Peter Alken on Wednesday, 08 May 2024 11:00

Exceptional from other papers on EWSL is that renal szintigraphy was performed to investigate renal damage after EWSL. But the data are weak. When sonography showed - not specified - renal damage in 11 of 65 kidneys, impaired renal parenchymal structure and reduced function were observed in all 11 patients undergoing scintigraphy.
Not clear why they correlated the damage with 5 risk factors: gender, age, side, location and stone size, but not number of shots or applied energy.
I think the data presented show no solid basis for their recommendation: “As binary logistic regression analysis report marked the stone size as a risk factor for renal damage, stones larger than 11,5 mm have the potential to develop renal damage. Thus, we recommend revealing DMSA scanning in patients at risk for renal damage such as stones larger than 11.5 mm.

Peter Alken

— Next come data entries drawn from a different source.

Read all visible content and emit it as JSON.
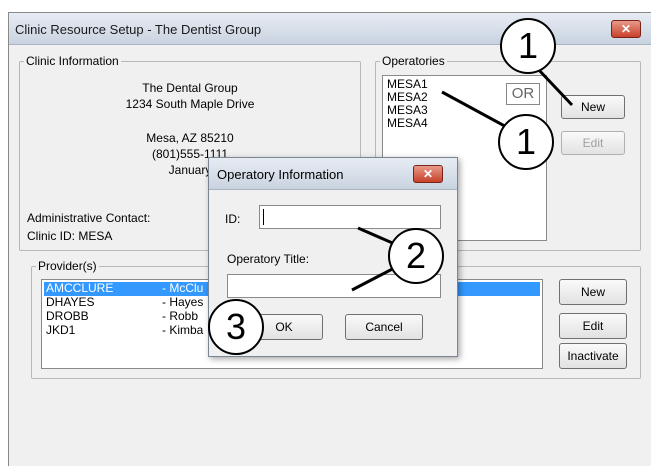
{
  "window": {
    "title": "Clinic Resource Setup  - The Dentist Group",
    "close_glyph": "✕"
  },
  "clinic_info": {
    "legend": "Clinic Information",
    "name": "The Dental Group",
    "address": "1234 South Maple Drive",
    "city": "Mesa, AZ 85210",
    "phone": "(801)555-1111",
    "month": "January",
    "admin_contact_label": "Administrative Contact:",
    "clinic_id_text": "Clinic ID:  MESA"
  },
  "operatories": {
    "legend": "Operatories",
    "items": [
      "MESA1",
      "MESA2",
      "MESA3",
      "MESA4"
    ],
    "new_label": "New",
    "edit_label": "Edit"
  },
  "providers": {
    "legend": "Provider(s)",
    "rows": [
      {
        "code": "AMCCLURE",
        "name": "- McClu"
      },
      {
        "code": "DHAYES",
        "name": "- Hayes"
      },
      {
        "code": "DROBB",
        "name": "- Robb"
      },
      {
        "code": "JKD1",
        "name": "- Kimba"
      }
    ],
    "new_label": "New",
    "edit_label": "Edit",
    "inactivate_label": "Inactivate"
  },
  "dialog": {
    "title": "Operatory Information",
    "close_glyph": "✕",
    "id_label": "ID:",
    "id_value": "",
    "op_title_label": "Operatory Title:",
    "op_title_value": "",
    "ok_label": "OK",
    "cancel_label": "Cancel"
  },
  "callouts": {
    "c1": "1",
    "c2": "1",
    "c3": "2",
    "c4": "3",
    "or_text": "OR"
  },
  "colors": {
    "selection": "#3399ff"
  }
}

Exceptional from other papers on EWSL is that renal szintigraphy was performed to investigate renal damage after EWSL. But the data are weak. When sonography showed - not specified - renal damage in 11 of 65 kidneys, impaired renal parenchymal structure and reduced function were observed in all 11 patients undergoing scintigraphy. Not clear why they correlated the damage with 5 risk factors: gender, age, side, location and stone size, but not number of shots or applied energy. I think the data presented show no solid basis for their recommendation: “As binary logistic regression analysis report marked the stone size as a risk factor for renal damage, stones larger than 11,5 mm have the potential to develop renal damage. Thus, we recommend revealing DMSA scanning in patients at risk for renal damage such as stones larger than 11.5 mm. Peter Alken
Friday, 12 July 2024